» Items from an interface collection
*****
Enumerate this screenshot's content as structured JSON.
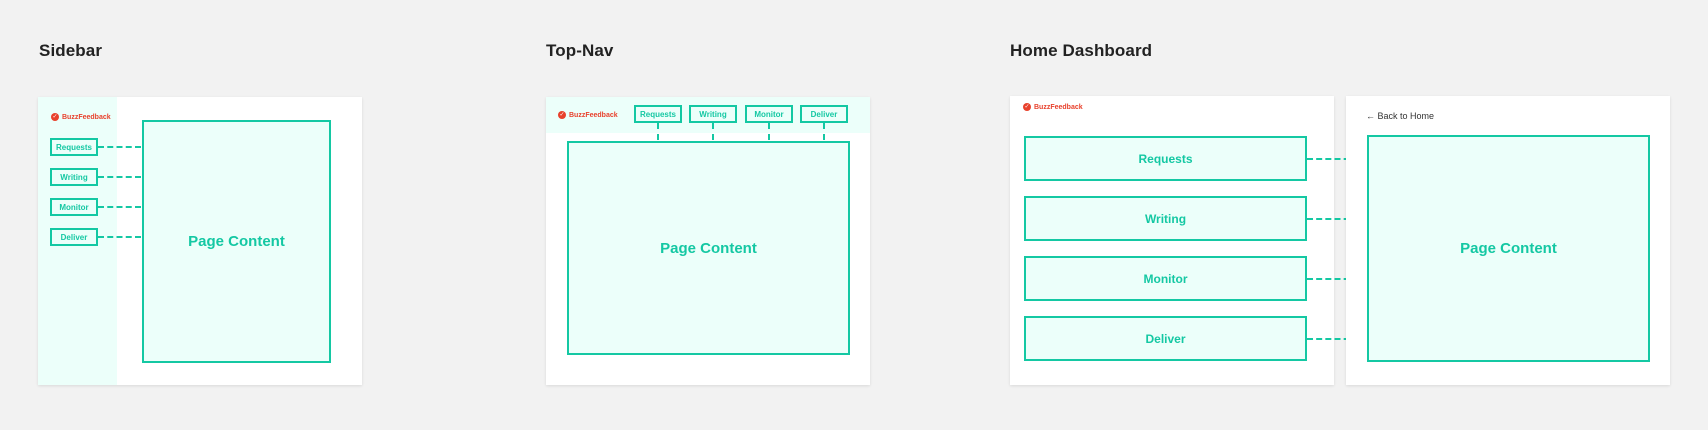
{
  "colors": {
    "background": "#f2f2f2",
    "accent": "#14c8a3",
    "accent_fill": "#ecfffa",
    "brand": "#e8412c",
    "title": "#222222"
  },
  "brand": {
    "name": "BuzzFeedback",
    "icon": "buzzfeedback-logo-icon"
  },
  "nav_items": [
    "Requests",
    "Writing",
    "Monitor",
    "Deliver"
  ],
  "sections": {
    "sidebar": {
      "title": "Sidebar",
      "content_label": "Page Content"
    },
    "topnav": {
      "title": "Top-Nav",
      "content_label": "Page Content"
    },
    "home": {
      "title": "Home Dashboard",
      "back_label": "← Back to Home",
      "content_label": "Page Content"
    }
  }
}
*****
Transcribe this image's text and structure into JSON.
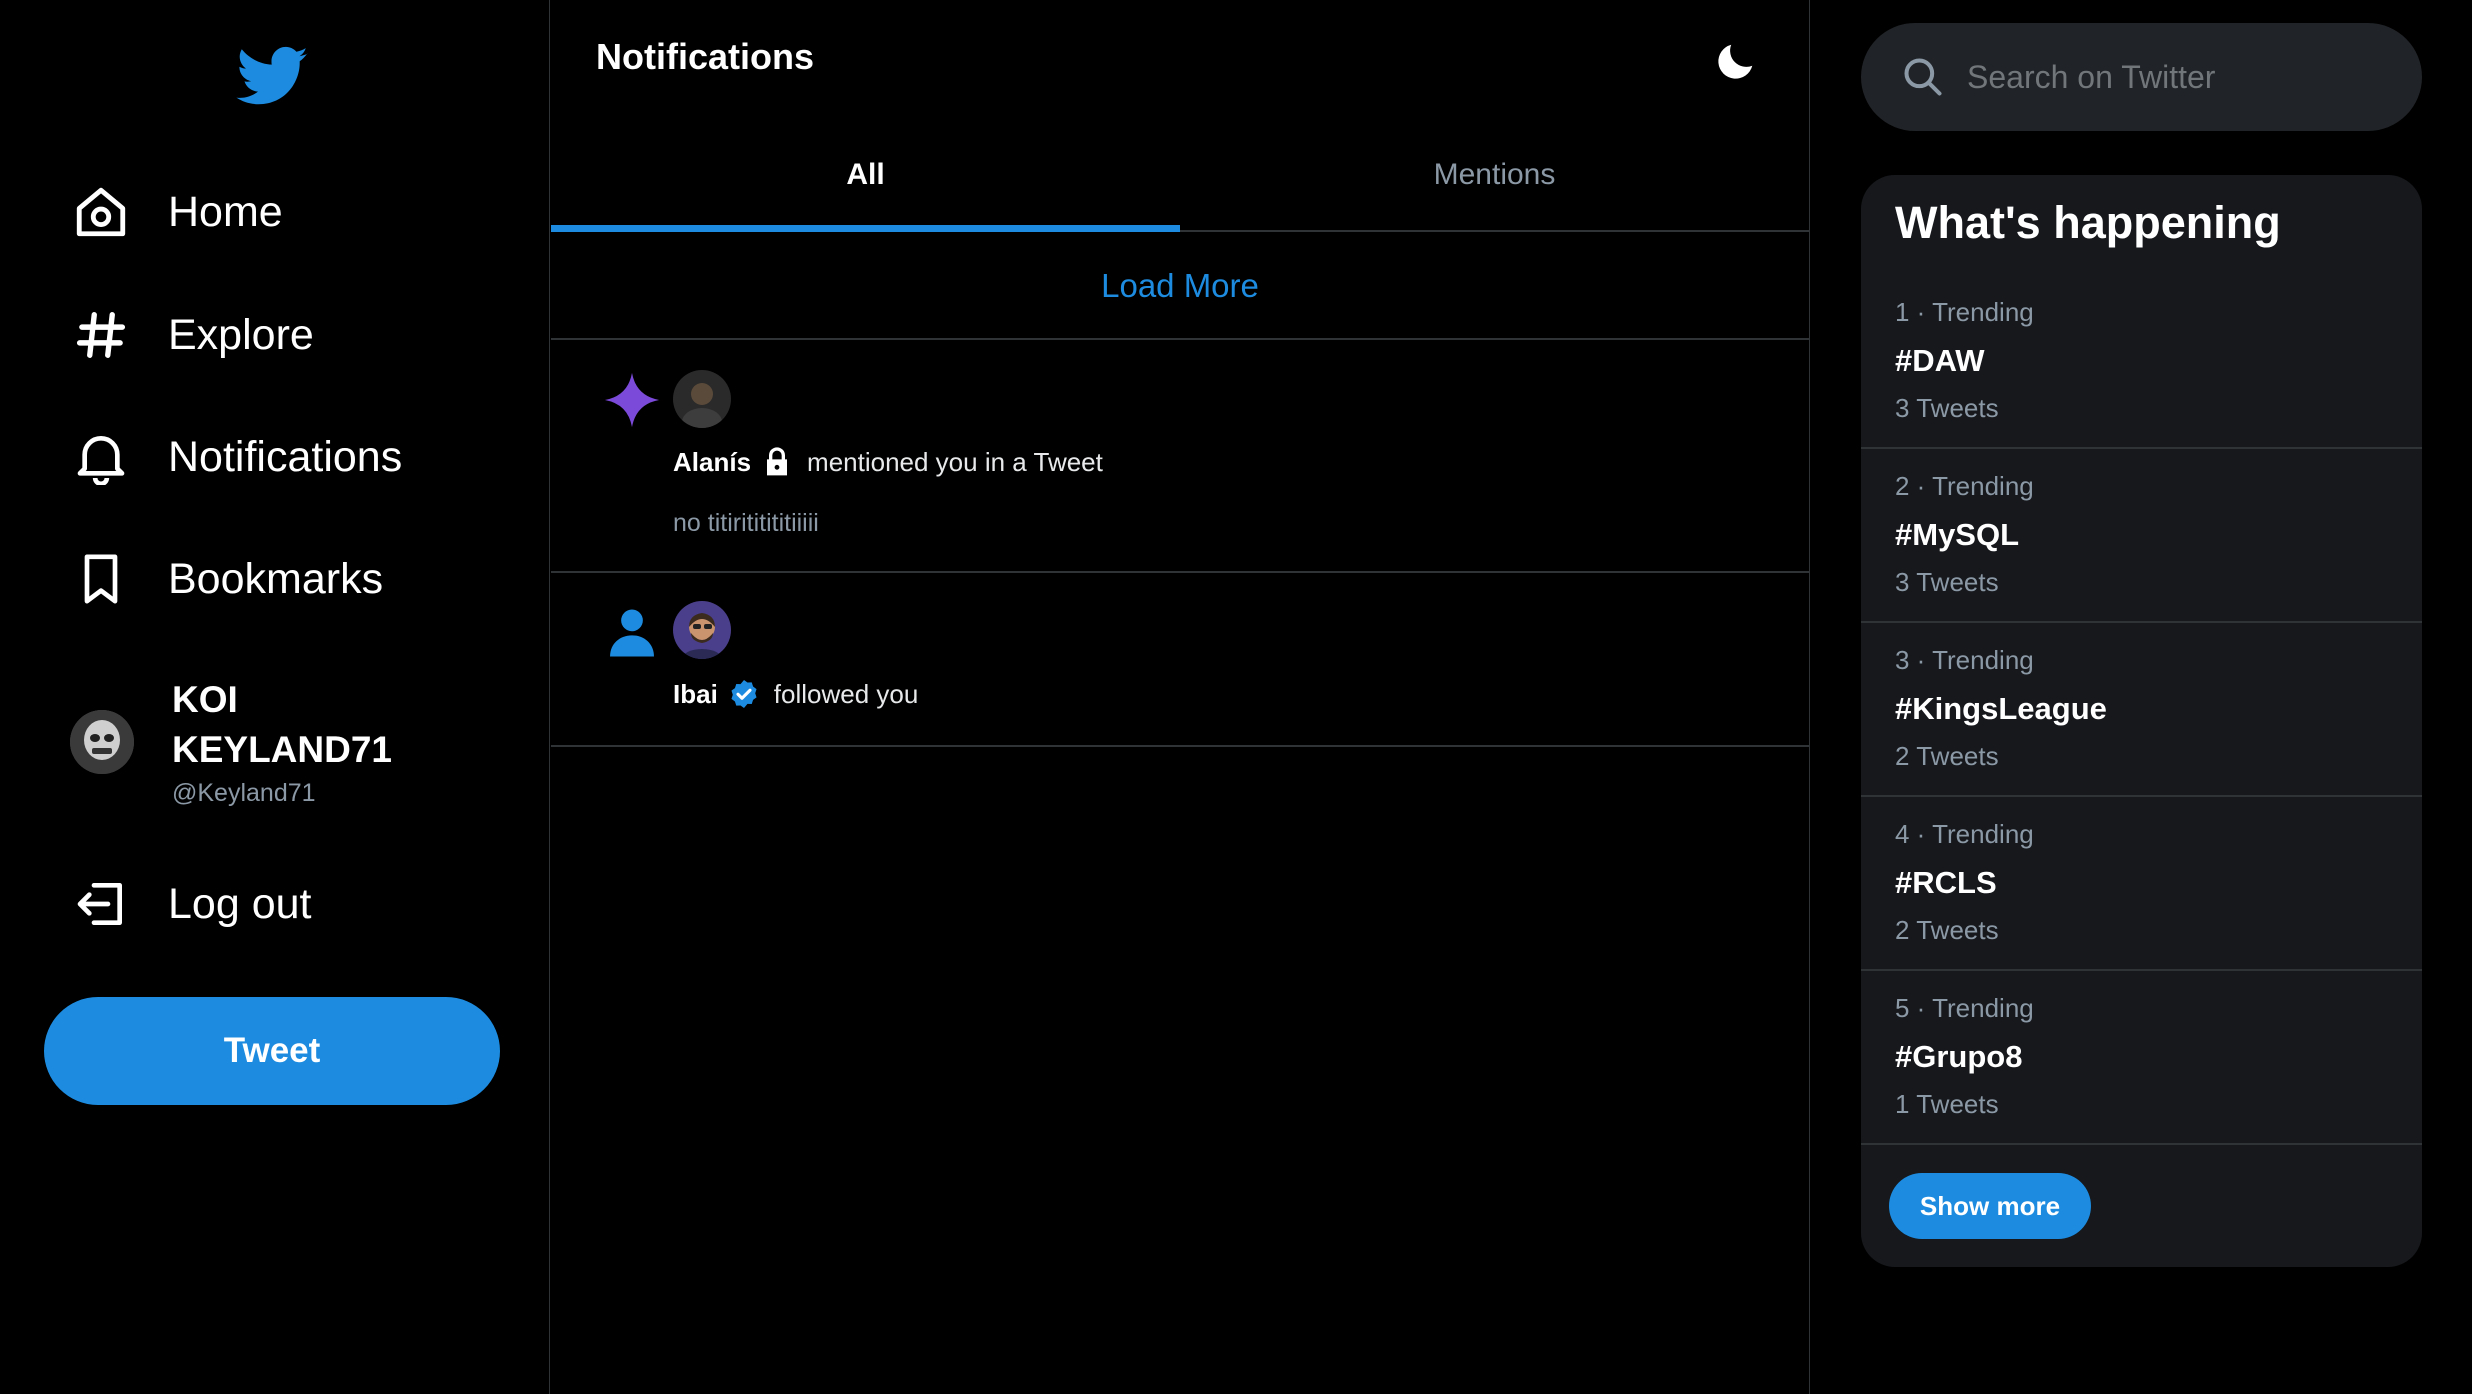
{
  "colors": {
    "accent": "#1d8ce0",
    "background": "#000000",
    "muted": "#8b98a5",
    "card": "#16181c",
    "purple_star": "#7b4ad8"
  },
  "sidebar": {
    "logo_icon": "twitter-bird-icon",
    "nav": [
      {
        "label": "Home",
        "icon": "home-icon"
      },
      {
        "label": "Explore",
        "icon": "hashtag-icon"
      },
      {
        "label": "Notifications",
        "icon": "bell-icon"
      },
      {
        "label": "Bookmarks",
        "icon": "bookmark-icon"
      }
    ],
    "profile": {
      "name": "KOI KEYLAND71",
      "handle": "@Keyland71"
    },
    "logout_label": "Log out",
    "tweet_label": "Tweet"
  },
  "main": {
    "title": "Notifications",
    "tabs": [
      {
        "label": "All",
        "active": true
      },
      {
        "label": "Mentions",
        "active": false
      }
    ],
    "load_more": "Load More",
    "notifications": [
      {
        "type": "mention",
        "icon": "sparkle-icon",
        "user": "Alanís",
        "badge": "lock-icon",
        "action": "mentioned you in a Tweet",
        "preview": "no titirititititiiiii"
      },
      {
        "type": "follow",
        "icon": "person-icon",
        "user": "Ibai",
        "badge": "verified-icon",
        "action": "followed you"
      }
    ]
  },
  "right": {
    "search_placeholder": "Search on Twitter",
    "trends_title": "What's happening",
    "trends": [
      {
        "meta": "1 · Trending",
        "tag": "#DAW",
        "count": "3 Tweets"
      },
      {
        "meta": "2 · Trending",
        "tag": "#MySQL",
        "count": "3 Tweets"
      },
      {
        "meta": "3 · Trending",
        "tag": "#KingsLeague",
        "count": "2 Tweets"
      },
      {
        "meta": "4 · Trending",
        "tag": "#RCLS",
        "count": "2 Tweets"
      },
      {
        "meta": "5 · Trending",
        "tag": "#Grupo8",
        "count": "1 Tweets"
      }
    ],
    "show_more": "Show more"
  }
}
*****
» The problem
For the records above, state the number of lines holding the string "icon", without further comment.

» Exercise solution
10